The plural first person repeated at the start of each sentence sounds like a litany. If there is an emotional tenor to the passage, at least one that we’re to read on the surface before Sagan leads us to an ethical conclusion, it’s of the sheer literal smallness of the Earth, where “Our planet is a lonely speck in the great enveloping cosmic dark,” encompassing all of our experience as humans. That, it must be said, is made self-evident. What Sagan derives from the factuality of that condition is that “in all this vastness, there is no hint that help will come from elsewhere to save us from ourselves.”

What’s powerful in the reasoning of the passage is that Sagan’s claim doesn’t come from a position of faith; rather it’s made clear from the undeniable factuality of the situation of Earth’s exemplariness which he so poignantly describes. Strictly speaking he’s agnostic on issues both extraterrestrial and supernatural, writing that he “Earth is the only world known so far to harbor life,” and much is implied by this “so far.” Right after this his contention that there is “nowhere else, at least in the near future, to which our species could migrate,” ameliorates itself with that “at least.” Yet the tenor of the passage is clear – if there’s to be salvation, it must (as far as we can tell) come from the pale blue dot itself.

Where “Reflections of a Mote of Dust” draws its power is that nothing which Sagan so poetically describes—at least in the literal specificity of it—is up for any kind of debate. It is true that all of our heroes and villains have only ever lived on Earth; it is true that all which is good and evil is only known for a fact to have its origins from our planet. So rarely does the language of totalizing have such import, since in most circumstances any sweeping, generalized statement normally has some sort of exception. But in this case, there are no exceptions, and Sagan is justified in making those claims. Were the passage not focused on the image itself (which, admittedly, is a nonsensical counterfactual) it would lack in that same solemnity, and would perhaps seem prosaic or obvious. Yet the repetition of these indisputable, almost common-sensical observations organized by that grandiosity of rhythmic parallelism, generates something rare – sublimity without mysticism.

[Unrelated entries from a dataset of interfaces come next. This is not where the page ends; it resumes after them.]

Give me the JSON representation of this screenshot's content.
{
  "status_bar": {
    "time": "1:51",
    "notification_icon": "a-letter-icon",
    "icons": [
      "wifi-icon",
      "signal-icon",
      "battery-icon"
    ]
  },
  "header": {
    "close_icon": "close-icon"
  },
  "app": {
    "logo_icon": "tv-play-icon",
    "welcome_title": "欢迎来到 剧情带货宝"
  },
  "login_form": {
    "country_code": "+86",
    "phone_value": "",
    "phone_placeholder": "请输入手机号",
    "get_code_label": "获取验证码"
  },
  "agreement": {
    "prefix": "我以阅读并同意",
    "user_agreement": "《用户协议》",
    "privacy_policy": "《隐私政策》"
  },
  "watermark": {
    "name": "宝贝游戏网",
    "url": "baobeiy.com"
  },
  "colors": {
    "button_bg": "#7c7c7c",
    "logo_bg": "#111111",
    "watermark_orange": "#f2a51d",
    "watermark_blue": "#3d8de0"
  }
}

Sagan’s passage, and perhaps reasons for its endurance, come from the scriptural quality of the writing, pressed into the service of a scientific message, where just as the reader must assent to each of the carefully laid out observations about how the totality of experience is limited to our small rock, must then conclude that “it underscores our responsibility to deal more kindly with one another, and to preserve and cherish the pale blue dot, the only home we’ve ever known.” This of course is the value judgment Sagan’s eluded until the ending—nothing about those previous observation necessarily leads to such a conclusion—but as he builds to that that somber but inspiring contention, it certainly seems fair to believe that he’s correct.


About the Author:

Ed Simon is Editor at Berfrois, the Editor-at-Large for The Marginalia Review of Books, a channel of The Los Angeles Review of Books, and a frequent contributor at several different sites, having appeared in publications such as The Atlantic, The Paris Review Daily, The Washington Post, Newsweek and Jacobin among others. He can be followed on Twitter @WithEdSimon, his Facebook author page, or at his website. His collection America and Other Fictions: On Radical Faith and Post-Religion was released by Zero Books in 2018.